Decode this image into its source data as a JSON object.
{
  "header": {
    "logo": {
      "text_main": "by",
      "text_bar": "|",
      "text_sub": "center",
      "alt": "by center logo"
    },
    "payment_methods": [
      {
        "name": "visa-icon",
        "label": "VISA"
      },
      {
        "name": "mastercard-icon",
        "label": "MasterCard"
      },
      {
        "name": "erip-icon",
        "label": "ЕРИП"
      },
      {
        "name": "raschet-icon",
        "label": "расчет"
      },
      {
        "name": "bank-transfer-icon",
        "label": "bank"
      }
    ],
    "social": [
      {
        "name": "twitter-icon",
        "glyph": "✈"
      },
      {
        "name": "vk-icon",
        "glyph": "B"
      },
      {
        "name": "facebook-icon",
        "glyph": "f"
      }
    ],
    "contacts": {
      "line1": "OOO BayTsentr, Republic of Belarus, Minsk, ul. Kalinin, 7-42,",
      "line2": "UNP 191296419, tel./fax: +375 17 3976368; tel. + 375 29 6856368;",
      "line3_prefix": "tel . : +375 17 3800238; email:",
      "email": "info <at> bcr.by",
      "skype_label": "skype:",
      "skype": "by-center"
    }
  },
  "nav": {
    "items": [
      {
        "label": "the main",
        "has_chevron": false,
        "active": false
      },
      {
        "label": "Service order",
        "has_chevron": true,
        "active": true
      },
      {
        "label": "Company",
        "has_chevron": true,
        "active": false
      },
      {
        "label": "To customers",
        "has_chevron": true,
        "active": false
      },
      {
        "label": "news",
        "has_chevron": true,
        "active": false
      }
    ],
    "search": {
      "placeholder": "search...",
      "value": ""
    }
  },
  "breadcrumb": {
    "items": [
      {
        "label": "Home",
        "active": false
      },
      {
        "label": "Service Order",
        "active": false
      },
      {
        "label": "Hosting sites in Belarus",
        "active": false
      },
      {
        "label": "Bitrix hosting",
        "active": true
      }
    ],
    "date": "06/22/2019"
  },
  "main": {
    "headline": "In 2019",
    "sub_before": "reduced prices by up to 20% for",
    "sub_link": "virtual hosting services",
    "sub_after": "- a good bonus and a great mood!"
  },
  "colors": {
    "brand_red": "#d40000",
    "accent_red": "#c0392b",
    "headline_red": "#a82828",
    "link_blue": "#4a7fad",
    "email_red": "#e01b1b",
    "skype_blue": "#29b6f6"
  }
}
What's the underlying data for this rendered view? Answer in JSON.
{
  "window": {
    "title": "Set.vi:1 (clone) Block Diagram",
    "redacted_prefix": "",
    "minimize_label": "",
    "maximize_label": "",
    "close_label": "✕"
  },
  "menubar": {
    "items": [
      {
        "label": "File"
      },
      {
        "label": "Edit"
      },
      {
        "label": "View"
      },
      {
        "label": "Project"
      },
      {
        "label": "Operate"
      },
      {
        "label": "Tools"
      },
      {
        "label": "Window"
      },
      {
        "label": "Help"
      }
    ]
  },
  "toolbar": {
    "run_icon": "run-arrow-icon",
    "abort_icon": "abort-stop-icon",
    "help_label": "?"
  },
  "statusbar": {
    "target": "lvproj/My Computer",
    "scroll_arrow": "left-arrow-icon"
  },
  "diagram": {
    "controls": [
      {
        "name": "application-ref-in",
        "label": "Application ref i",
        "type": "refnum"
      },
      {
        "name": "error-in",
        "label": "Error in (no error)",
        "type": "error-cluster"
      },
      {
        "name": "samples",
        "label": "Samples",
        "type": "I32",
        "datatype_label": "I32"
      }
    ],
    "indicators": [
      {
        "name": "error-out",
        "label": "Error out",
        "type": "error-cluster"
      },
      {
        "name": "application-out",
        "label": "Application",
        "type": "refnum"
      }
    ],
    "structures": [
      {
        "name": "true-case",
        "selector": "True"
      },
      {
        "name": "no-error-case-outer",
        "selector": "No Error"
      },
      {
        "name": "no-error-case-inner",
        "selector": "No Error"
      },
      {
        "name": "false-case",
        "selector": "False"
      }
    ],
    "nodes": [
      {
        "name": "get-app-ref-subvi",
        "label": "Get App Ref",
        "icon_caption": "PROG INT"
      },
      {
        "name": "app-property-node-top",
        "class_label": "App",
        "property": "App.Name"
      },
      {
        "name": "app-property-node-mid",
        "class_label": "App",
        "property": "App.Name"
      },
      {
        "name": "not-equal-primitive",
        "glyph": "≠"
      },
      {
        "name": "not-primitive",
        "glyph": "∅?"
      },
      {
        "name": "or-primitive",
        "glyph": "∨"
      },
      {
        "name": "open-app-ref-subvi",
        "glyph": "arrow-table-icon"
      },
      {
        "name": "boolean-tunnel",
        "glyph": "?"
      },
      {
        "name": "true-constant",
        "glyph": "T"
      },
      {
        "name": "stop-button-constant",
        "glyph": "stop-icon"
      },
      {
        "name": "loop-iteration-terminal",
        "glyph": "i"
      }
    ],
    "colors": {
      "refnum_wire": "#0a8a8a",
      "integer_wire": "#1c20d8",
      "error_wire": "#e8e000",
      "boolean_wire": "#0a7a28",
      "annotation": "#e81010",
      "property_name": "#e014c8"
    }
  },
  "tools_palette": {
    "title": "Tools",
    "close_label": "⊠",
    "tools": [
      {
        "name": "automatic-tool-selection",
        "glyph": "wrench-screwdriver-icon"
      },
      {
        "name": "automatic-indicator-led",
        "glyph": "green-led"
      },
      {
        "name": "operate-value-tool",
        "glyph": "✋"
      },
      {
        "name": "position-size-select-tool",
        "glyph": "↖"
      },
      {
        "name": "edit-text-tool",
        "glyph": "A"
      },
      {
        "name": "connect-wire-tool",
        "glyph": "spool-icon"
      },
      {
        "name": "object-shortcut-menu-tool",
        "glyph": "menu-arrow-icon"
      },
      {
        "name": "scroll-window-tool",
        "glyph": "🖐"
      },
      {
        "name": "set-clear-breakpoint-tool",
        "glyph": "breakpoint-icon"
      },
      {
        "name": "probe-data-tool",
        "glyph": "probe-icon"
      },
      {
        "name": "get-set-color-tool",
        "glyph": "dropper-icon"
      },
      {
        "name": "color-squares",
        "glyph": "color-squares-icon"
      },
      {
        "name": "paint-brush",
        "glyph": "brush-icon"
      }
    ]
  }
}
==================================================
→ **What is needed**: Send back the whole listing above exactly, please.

→ **Answer area**:
Decode this image into its source data as a JSON object.
{
  "header": {
    "logo": {
      "text_main": "by",
      "text_bar": "|",
      "text_sub": "center",
      "alt": "by center logo"
    },
    "payment_methods": [
      {
        "name": "visa-icon",
        "label": "VISA"
      },
      {
        "name": "mastercard-icon",
        "label": "MasterCard"
      },
      {
        "name": "erip-icon",
        "label": "ЕРИП"
      },
      {
        "name": "raschet-icon",
        "label": "расчет"
      },
      {
        "name": "bank-transfer-icon",
        "label": "bank"
      }
    ],
    "social": [
      {
        "name": "twitter-icon",
        "glyph": "✈"
      },
      {
        "name": "vk-icon",
        "glyph": "B"
      },
      {
        "name": "facebook-icon",
        "glyph": "f"
      }
    ],
    "contacts": {
      "line1": "OOO BayTsentr, Republic of Belarus, Minsk, ul. Kalinin, 7-42,",
      "line2": "UNP 191296419, tel./fax: +375 17 3976368; tel. + 375 29 6856368;",
      "line3_prefix": "tel . : +375 17 3800238; email:",
      "email": "info <at> bcr.by",
      "skype_label": "skype:",
      "skype": "by-center"
    }
  },
  "nav": {
    "items": [
      {
        "label": "the main",
        "has_chevron": false,
        "active": false
      },
      {
        "label": "Service order",
        "has_chevron": true,
        "active": true
      },
      {
        "label": "Company",
        "has_chevron": true,
        "active": false
      },
      {
        "label": "To customers",
        "has_chevron": true,
        "active": false
      },
      {
        "label": "news",
        "has_chevron": true,
        "active": false
      }
    ],
    "search": {
      "placeholder": "search...",
      "value": ""
    }
  },
  "breadcrumb": {
    "items": [
      {
        "label": "Home",
        "active": false
      },
      {
        "label": "Service Order",
        "active": false
      },
      {
        "label": "Hosting sites in Belarus",
        "active": false
      },
      {
        "label": "Bitrix hosting",
        "active": true
      }
    ],
    "date": "06/22/2019"
  },
  "main": {
    "headline": "In 2019",
    "sub_before": "reduced prices by up to 20% for",
    "sub_link": "virtual hosting services",
    "sub_after": "- a good bonus and a great mood!"
  },
  "colors": {
    "brand_red": "#d40000",
    "accent_red": "#c0392b",
    "headline_red": "#a82828",
    "link_blue": "#4a7fad",
    "email_red": "#e01b1b",
    "skype_blue": "#29b6f6"
  }
}
What's the underlying data for this rendered view? Answer in JSON.
{
  "window": {
    "title": "Set.vi:1 (clone) Block Diagram",
    "redacted_prefix": "",
    "minimize_label": "",
    "maximize_label": "",
    "close_label": "✕"
  },
  "menubar": {
    "items": [
      {
        "label": "File"
      },
      {
        "label": "Edit"
      },
      {
        "label": "View"
      },
      {
        "label": "Project"
      },
      {
        "label": "Operate"
      },
      {
        "label": "Tools"
      },
      {
        "label": "Window"
      },
      {
        "label": "Help"
      }
    ]
  },
  "toolbar": {
    "run_icon": "run-arrow-icon",
    "abort_icon": "abort-stop-icon",
    "help_label": "?"
  },
  "statusbar": {
    "target": "lvproj/My Computer",
    "scroll_arrow": "left-arrow-icon"
  },
  "diagram": {
    "controls": [
      {
        "name": "application-ref-in",
        "label": "Application ref i",
        "type": "refnum"
      },
      {
        "name": "error-in",
        "label": "Error in (no error)",
        "type": "error-cluster"
      },
      {
        "name": "samples",
        "label": "Samples",
        "type": "I32",
        "datatype_label": "I32"
      }
    ],
    "indicators": [
      {
        "name": "error-out",
        "label": "Error out",
        "type": "error-cluster"
      },
      {
        "name": "application-out",
        "label": "Application",
        "type": "refnum"
      }
    ],
    "structures": [
      {
        "name": "true-case",
        "selector": "True"
      },
      {
        "name": "no-error-case-outer",
        "selector": "No Error"
      },
      {
        "name": "no-error-case-inner",
        "selector": "No Error"
      },
      {
        "name": "false-case",
        "selector": "False"
      }
    ],
    "nodes": [
      {
        "name": "get-app-ref-subvi",
        "label": "Get App Ref",
        "icon_caption": "PROG INT"
      },
      {
        "name": "app-property-node-top",
        "class_label": "App",
        "property": "App.Name"
      },
      {
        "name": "app-property-node-mid",
        "class_label": "App",
        "property": "App.Name"
      },
      {
        "name": "not-equal-primitive",
        "glyph": "≠"
      },
      {
        "name": "not-primitive",
        "glyph": "∅?"
      },
      {
        "name": "or-primitive",
        "glyph": "∨"
      },
      {
        "name": "open-app-ref-subvi",
        "glyph": "arrow-table-icon"
      },
      {
        "name": "boolean-tunnel",
        "glyph": "?"
      },
      {
        "name": "true-constant",
        "glyph": "T"
      },
      {
        "name": "stop-button-constant",
        "glyph": "stop-icon"
      },
      {
        "name": "loop-iteration-terminal",
        "glyph": "i"
      }
    ],
    "colors": {
      "refnum_wire": "#0a8a8a",
      "integer_wire": "#1c20d8",
      "error_wire": "#e8e000",
      "boolean_wire": "#0a7a28",
      "annotation": "#e81010",
      "property_name": "#e014c8"
    }
  },
  "tools_palette": {
    "title": "Tools",
    "close_label": "⊠",
    "tools": [
      {
        "name": "automatic-tool-selection",
        "glyph": "wrench-screwdriver-icon"
      },
      {
        "name": "automatic-indicator-led",
        "glyph": "green-led"
      },
      {
        "name": "operate-value-tool",
        "glyph": "✋"
      },
      {
        "name": "position-size-select-tool",
        "glyph": "↖"
      },
      {
        "name": "edit-text-tool",
        "glyph": "A"
      },
      {
        "name": "connect-wire-tool",
        "glyph": "spool-icon"
      },
      {
        "name": "object-shortcut-menu-tool",
        "glyph": "menu-arrow-icon"
      },
      {
        "name": "scroll-window-tool",
        "glyph": "🖐"
      },
      {
        "name": "set-clear-breakpoint-tool",
        "glyph": "breakpoint-icon"
      },
      {
        "name": "probe-data-tool",
        "glyph": "probe-icon"
      },
      {
        "name": "get-set-color-tool",
        "glyph": "dropper-icon"
      },
      {
        "name": "color-squares",
        "glyph": "color-squares-icon"
      },
      {
        "name": "paint-brush",
        "glyph": "brush-icon"
      }
    ]
  }
}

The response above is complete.